The new, 12-sided pound coin launches today. And after 15 October 2017, this coin will replace the 1.5 billion round pound coins currently in circulation in the UK. It’s a massive undertaking – the new coin needs to be accepted not just by banks and businesses, but also by vending machines, automated tellers and even shopping trolleys.
Carl Foster, Head of Coin Operations at RBS, is a member of the Industry Steering Committee and Chair of the Coin Wholesale Working Group. Carl represents the entire banking industry, including RBS, Lloyds, HSBC, Barclays, Nationwide and others, and works with the Treasury and the Royal Mint. He’s responsible for getting the new coin out to customers and gathering in all the old coins as they are removed from circulation.

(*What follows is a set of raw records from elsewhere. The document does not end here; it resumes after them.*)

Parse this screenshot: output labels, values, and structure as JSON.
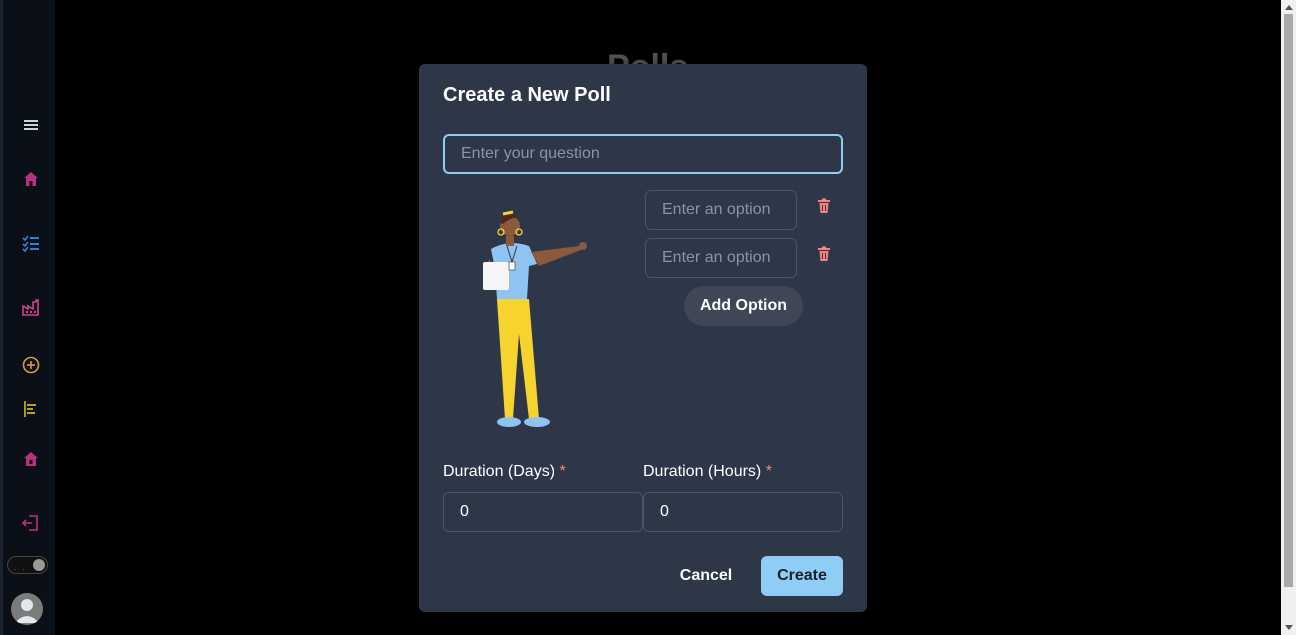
{
  "background": {
    "page_title": "Polls"
  },
  "sidebar": {
    "icons": [
      "menu-icon",
      "home-icon",
      "checklist-icon",
      "factory-icon",
      "add-circle-icon",
      "align-left-icon",
      "house-icon",
      "logout-icon"
    ]
  },
  "modal": {
    "title": "Create a New Poll",
    "question_placeholder": "Enter your question",
    "options": [
      {
        "placeholder": "Enter an option",
        "value": ""
      },
      {
        "placeholder": "Enter an option",
        "value": ""
      }
    ],
    "add_option_label": "Add Option",
    "duration_days_label": "Duration (Days)",
    "duration_hours_label": "Duration (Hours)",
    "required_marker": "*",
    "duration_days_value": "0",
    "duration_hours_value": "0",
    "cancel_label": "Cancel",
    "create_label": "Create"
  },
  "colors": {
    "modal_bg": "#2d3748",
    "accent": "#90cdf4",
    "required": "#fc8181"
  }
}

Carl said: “It’s a big challenge because it’s never been done before. The nearest thing to it was the change of the fifty pence coin back in 1997. But cash was a very different world back then and the old and new coins co-existed for much longer. The fifty pence coin was introduced over a period of two years, whereas we’ve only got six months to get the old one pound coins out of circulation.”
“It’s a lot of work for coin processors and customers, so you may wonder why the coin is being replaced. About 3% of all pound coins in circulation are fake. That means there are approximately fifty million fake coins out there. That’s why we have the new coin - to remove all the fakes and create a more secure coin.”
The new coin benefits from a number of security features. Perhaps one of the most interesting is the ‘hologram-type’ image which changes from ‘£’ to ‘1’ as the coin moves. Thanks to features like this, it’s been dubbed ‘the most secure coin in the world.
What makes the new one pound coin most secure coin in the world?
It’s unique 12-sided shape is difficult to replicate
It’s bimetallic, featuring a gold rim and silver innard
The milling (tiny ridges around the edge of the coin) only appears on six of the coin’s 12 sides
The words ‘one pound’ are written inside the rim (although they are only legible when looking at them with a magnifying glass)
The coin benefits from a ‘hologram-type’ feature with an image that changes from ‘£’ to ‘1’ as the coin moves.
Did you know?
RBS is the only bank to continue processing coins in-house and runs the largest coin processing operation in the UK
Its three processing centres processes 10 billion coins a year
Although the old £1 coin won’t be accepted as payment for goods or services after 15 October, it can still be paid in to banks and will continue to hold its value. In fact, last year the value of demoneterised coins (shillings and halfpennies for example) that were paid into the bank was in the region of £2m.
The design on the coin was created by 15-year-old David Pearce, winner of the public design competition. It consists of four flowers: the English rose, the Welsh leek, the Scottish thistle and the Northern Irish shamrock emerging from one stem within a royal coronet.